Well, according to thoroughbred horse society president Dixie Jacobson, the statuette (which she purchased) was presented to the minister during the organization's industry awards ceremony held on April 10 at the Westin Bayshore Resort and Marina. She says it was a token of appreciation, for "supporting the (horseracing industry)."
When Public Eye asked Ms. Jacobson how the minister has supported that industry, she told us, "No racing jurisdiction in Canada has been successful unless they've had slot machines at the track to compete with the other industries in their area." And, under Solicitor General Coleman's watch, 600 of those machines were approved for installation at Hastings Racecourse. That racecourse is operated by Hasting Entertainment, which is owned by Great Canadian Casinos Inc.

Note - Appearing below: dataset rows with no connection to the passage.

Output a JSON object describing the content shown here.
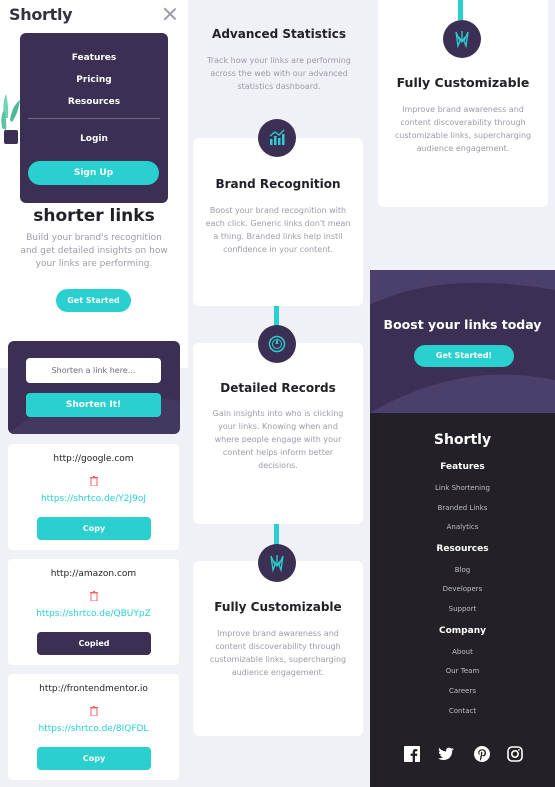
{
  "colors": {
    "cyan": "#2acfcf",
    "dark_violet": "#3b3054",
    "very_dark": "#232127",
    "gray": "#9e9aa8",
    "bg": "#f0f1f6"
  },
  "header": {
    "logo": "Shortly",
    "close_icon": "close-icon"
  },
  "nav_menu": {
    "items": [
      "Features",
      "Pricing",
      "Resources"
    ],
    "login": "Login",
    "signup": "Sign Up"
  },
  "hero": {
    "title": "shorter links",
    "subtitle": "Build your brand's recognition and get detailed insights on how your links are performing.",
    "cta": "Get Started"
  },
  "shortener": {
    "placeholder": "Shorten a link here...",
    "button": "Shorten It!"
  },
  "results": [
    {
      "original": "http://google.com",
      "short": "https://shrtco.de/Y2J9oJ",
      "button": "Copy",
      "copied": false
    },
    {
      "original": "http://amazon.com",
      "short": "https://shrtco.de/QBUYpZ",
      "button": "Copied",
      "copied": true
    },
    {
      "original": "http://frontendmentor.io",
      "short": "https://shrtco.de/8IQFDL",
      "button": "Copy",
      "copied": false
    }
  ],
  "stats": {
    "title": "Advanced Statistics",
    "description": "Track how your links are performing across the web with our advanced statistics dashboard.",
    "cards": [
      {
        "title": "Brand Recognition",
        "icon": "brand-recognition-icon",
        "description": "Boost your brand recognition with each click. Generic links don't mean a thing. Branded links help instil confidence in your content."
      },
      {
        "title": "Detailed Records",
        "icon": "detailed-records-icon",
        "description": "Gain insights into who is clicking your links. Knowing when and where people engage with your content helps inform better decisions."
      },
      {
        "title": "Fully Customizable",
        "icon": "fully-customizable-icon",
        "description": "Improve brand awareness and content discoverability through customizable links, supercharging audience engagement."
      }
    ]
  },
  "column3_card": {
    "title": "Fully Customizable",
    "icon": "fully-customizable-icon",
    "description": "Improve brand awareness and content discoverability through customizable links, supercharging audience engagement."
  },
  "boost": {
    "title": "Boost your links today",
    "button": "Get Started!"
  },
  "footer": {
    "logo": "Shortly",
    "groups": [
      {
        "heading": "Features",
        "links": [
          "Link Shortening",
          "Branded Links",
          "Analytics"
        ]
      },
      {
        "heading": "Resources",
        "links": [
          "Blog",
          "Developers",
          "Support"
        ]
      },
      {
        "heading": "Company",
        "links": [
          "About",
          "Our Team",
          "Careers",
          "Contact"
        ]
      }
    ],
    "social_icons": [
      "facebook-icon",
      "twitter-icon",
      "pinterest-icon",
      "instagram-icon"
    ]
  }
}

Solicitor General Coleman, the minister responsible for gaming, previously told the legislature the British Columbia Lottery Corp. "now has the responsibility of the conduct and management of gaming in British Columbia, arm's length from any political influence."
Ms. Jacobson also added, "because (Solicitor General Coleman's hometown of) Langley is the horse capital of B.C., he knows many people have horses and how much trickle down effect the racing industry has - not only in Langley but province-wide. And he's probably the best minister (the Liberals) could have put in charge of gaming because he's aware of that fact...And I've never been that political but I'm very political now because Rich Coleman is just a terrific guy as far as I'm concerned. He's been good for everybody."
Vancouver Mayor Larry Campbell received a similarly-valued token on appreciation at the April ceremony. Solicitor General Coleman is on vacation and was unreachable for comment.